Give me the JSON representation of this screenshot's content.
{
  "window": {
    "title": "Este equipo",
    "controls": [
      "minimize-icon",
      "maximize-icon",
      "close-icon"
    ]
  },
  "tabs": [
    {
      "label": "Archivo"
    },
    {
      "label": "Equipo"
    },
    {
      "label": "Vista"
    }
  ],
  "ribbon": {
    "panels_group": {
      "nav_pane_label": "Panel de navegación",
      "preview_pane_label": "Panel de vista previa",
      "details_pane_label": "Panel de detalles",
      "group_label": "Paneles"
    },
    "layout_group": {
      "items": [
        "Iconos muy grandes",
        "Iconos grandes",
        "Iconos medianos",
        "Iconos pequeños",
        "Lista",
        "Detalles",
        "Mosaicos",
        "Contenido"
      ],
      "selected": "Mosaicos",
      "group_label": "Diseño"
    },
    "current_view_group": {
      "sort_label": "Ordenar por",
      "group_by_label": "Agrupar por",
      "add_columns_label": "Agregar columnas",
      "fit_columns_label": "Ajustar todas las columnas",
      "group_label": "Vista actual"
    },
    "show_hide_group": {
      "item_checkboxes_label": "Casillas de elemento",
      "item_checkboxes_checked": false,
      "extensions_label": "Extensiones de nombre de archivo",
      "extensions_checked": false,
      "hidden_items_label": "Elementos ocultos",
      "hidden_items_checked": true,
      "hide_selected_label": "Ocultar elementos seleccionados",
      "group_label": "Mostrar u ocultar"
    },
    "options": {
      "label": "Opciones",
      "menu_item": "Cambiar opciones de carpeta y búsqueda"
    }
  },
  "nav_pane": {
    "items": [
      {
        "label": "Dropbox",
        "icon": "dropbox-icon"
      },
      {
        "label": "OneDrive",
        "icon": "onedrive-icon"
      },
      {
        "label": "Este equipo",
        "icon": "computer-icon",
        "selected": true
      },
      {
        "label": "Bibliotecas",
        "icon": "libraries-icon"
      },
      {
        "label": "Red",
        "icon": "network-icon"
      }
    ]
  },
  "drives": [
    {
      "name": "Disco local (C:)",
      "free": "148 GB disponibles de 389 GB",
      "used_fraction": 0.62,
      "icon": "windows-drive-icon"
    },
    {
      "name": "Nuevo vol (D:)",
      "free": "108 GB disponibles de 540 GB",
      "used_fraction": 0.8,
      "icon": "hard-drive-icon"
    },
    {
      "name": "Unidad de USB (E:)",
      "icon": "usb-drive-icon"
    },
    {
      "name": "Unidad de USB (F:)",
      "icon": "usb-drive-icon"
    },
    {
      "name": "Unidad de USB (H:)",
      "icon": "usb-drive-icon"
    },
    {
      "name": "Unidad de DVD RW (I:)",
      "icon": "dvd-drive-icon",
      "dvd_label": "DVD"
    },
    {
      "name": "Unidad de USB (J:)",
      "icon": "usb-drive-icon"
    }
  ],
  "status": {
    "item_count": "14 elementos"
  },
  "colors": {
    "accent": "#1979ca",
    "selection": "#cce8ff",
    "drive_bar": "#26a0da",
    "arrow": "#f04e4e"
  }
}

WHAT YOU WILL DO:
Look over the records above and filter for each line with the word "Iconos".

THE COMPLETED TASK:
        "Iconos muy grandes",
        "Iconos grandes",
        "Iconos medianos",
        "Iconos pequeños",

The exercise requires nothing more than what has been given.